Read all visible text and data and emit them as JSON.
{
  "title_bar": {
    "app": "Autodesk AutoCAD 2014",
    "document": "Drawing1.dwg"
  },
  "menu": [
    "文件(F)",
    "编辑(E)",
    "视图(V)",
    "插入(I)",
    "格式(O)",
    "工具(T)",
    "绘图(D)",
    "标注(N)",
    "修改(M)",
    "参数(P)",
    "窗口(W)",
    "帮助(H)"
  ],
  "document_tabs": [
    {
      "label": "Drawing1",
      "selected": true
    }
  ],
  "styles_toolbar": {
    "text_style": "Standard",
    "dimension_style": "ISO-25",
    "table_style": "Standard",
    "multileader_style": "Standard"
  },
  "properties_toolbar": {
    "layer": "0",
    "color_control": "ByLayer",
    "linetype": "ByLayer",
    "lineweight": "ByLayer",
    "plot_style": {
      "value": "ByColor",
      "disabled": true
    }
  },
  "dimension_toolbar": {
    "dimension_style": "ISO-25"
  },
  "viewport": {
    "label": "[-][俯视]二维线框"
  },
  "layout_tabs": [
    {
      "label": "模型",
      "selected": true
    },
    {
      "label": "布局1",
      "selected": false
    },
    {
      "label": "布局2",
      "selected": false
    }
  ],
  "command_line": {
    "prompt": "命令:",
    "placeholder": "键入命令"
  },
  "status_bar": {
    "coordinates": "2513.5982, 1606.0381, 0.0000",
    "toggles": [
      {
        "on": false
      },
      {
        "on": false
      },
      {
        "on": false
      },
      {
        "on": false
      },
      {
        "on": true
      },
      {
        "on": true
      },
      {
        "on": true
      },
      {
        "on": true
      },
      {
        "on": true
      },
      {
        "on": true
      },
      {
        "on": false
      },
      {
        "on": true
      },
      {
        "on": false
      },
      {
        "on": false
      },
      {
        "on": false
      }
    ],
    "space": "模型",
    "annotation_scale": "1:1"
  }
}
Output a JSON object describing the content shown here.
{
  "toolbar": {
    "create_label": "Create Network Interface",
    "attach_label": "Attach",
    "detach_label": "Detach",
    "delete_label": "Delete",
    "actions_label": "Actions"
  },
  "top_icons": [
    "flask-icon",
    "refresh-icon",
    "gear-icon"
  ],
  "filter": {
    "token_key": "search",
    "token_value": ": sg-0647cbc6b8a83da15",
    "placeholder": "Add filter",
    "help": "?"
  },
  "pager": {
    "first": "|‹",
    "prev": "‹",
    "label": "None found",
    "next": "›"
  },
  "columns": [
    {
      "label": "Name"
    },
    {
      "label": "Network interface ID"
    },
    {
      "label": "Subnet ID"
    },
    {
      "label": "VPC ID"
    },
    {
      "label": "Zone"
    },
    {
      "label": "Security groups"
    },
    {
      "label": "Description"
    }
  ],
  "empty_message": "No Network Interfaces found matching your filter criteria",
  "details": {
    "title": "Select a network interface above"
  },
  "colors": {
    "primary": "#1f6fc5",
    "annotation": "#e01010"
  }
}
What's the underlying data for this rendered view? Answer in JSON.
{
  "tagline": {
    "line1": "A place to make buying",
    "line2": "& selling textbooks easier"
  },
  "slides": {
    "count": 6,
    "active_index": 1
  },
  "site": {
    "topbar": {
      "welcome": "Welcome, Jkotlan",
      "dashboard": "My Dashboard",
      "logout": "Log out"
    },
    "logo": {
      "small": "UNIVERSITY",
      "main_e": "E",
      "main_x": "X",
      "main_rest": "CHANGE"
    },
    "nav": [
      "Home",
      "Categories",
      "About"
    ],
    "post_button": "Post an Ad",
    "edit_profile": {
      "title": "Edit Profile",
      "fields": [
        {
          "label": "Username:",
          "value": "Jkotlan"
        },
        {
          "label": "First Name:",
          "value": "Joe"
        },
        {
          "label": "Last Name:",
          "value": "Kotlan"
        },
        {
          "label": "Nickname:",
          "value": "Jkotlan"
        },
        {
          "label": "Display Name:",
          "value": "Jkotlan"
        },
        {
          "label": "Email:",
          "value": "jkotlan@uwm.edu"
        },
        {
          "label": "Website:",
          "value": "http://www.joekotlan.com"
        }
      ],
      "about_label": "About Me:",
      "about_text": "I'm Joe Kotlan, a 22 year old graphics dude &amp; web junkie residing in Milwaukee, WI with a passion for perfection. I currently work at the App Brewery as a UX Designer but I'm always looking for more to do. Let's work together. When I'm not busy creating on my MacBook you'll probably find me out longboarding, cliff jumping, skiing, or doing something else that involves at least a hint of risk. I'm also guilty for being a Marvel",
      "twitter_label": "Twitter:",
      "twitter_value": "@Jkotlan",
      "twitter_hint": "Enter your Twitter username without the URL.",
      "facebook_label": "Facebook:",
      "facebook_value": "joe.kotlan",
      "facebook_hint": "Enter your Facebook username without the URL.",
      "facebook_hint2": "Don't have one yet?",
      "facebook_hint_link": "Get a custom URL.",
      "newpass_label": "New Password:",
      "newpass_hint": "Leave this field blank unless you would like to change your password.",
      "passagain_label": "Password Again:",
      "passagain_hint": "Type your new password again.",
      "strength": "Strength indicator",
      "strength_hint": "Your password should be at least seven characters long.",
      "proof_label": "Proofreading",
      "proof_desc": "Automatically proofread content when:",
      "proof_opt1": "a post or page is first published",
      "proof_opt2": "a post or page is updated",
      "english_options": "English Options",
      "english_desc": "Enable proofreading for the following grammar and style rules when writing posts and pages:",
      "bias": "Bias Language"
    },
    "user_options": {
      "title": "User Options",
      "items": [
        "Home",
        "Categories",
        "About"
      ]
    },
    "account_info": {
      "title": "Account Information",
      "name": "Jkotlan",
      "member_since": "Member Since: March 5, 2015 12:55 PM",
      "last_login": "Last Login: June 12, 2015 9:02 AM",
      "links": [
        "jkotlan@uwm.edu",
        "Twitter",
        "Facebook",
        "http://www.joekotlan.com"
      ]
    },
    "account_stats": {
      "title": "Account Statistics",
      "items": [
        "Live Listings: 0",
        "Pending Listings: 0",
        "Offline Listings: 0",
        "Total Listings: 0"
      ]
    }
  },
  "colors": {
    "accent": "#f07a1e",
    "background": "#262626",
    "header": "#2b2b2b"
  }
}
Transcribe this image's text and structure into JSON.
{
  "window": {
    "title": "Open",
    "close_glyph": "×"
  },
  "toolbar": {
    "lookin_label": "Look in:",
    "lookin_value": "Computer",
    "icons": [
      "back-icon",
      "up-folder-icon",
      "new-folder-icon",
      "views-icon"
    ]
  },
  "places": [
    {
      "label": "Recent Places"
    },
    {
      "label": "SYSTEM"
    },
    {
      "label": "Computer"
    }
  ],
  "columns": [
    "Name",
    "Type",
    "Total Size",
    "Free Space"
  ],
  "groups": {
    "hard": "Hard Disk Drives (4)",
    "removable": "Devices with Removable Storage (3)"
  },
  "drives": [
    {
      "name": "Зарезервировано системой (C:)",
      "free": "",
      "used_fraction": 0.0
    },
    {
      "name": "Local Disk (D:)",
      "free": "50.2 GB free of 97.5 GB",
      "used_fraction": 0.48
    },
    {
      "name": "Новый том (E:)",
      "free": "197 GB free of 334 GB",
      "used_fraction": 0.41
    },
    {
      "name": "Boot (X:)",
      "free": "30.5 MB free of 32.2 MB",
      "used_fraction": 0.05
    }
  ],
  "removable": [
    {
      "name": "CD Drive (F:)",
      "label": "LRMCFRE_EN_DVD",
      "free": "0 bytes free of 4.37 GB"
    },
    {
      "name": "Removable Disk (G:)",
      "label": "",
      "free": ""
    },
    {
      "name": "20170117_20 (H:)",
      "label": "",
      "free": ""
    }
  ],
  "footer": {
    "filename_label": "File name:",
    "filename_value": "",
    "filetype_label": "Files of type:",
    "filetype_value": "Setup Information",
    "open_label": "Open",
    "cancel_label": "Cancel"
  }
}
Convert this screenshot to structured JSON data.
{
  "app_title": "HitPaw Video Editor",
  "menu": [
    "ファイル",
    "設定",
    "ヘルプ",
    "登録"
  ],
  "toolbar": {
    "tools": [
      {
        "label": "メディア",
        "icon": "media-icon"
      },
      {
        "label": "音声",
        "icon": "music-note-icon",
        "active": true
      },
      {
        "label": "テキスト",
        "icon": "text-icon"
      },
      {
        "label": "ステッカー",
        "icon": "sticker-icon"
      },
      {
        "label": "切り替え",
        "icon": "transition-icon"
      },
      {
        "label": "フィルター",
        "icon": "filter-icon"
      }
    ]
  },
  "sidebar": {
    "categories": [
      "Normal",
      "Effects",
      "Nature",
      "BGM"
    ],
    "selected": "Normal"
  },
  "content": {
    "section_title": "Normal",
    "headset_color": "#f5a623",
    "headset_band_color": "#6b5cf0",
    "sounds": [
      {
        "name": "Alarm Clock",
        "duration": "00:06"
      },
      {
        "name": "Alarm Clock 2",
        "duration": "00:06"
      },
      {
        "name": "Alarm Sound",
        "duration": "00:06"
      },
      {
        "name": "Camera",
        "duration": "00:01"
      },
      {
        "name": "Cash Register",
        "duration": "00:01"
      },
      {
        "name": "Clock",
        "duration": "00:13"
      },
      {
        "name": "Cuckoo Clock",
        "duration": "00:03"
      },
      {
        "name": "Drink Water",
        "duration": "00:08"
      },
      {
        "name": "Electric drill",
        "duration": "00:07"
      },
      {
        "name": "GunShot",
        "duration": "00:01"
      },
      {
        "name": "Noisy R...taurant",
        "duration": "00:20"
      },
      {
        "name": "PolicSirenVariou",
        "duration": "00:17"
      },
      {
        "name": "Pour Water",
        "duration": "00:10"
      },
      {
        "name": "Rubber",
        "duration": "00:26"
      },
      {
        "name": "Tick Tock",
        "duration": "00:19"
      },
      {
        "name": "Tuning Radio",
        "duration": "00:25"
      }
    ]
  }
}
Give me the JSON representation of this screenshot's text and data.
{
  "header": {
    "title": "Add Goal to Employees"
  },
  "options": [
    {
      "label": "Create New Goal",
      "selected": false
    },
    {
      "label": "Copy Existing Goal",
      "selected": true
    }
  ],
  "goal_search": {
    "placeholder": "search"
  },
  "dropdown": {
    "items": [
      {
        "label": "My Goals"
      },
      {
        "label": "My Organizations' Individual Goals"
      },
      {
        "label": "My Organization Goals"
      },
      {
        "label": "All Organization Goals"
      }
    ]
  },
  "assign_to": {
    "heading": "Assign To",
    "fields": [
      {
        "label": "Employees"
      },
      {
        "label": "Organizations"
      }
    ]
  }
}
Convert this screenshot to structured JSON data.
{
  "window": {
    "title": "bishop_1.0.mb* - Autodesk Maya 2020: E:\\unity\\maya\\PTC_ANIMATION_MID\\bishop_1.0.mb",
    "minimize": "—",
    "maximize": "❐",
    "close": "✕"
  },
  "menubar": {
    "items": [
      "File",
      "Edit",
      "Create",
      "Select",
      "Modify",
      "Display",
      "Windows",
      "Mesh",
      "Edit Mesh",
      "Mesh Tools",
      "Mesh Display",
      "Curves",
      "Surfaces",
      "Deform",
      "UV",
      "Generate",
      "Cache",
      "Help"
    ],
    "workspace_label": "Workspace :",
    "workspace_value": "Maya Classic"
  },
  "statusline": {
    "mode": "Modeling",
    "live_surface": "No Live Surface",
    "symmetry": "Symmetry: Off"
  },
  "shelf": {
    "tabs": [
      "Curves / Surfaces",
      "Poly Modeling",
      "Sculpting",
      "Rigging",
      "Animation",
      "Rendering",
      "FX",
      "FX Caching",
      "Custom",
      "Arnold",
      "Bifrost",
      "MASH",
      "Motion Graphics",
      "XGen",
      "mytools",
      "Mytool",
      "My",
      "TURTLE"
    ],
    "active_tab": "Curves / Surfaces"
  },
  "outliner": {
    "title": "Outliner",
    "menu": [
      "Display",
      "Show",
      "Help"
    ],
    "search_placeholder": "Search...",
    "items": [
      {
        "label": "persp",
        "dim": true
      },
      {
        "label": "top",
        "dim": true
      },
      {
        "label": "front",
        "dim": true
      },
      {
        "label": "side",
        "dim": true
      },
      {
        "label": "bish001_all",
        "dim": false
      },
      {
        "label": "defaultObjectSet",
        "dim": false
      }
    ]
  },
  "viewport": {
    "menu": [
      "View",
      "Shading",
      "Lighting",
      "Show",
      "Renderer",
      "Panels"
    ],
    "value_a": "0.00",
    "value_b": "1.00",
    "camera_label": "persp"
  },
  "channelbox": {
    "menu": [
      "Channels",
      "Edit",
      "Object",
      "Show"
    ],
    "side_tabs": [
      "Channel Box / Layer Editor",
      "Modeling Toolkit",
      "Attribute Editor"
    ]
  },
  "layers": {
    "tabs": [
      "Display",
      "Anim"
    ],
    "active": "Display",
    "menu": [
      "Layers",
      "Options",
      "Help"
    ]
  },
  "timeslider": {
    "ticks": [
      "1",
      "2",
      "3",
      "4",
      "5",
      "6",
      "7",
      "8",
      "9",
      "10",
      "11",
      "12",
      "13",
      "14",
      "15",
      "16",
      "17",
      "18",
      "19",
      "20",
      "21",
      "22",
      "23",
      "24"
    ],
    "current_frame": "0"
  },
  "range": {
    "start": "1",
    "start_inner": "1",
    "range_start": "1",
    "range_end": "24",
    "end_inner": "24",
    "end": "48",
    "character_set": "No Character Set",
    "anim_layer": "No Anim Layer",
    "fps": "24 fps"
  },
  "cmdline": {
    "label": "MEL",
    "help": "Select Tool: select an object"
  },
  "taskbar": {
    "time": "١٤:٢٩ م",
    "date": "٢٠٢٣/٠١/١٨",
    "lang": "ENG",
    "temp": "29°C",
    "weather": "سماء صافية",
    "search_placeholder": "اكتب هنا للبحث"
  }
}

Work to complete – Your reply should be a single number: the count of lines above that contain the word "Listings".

Response for this exercise – 4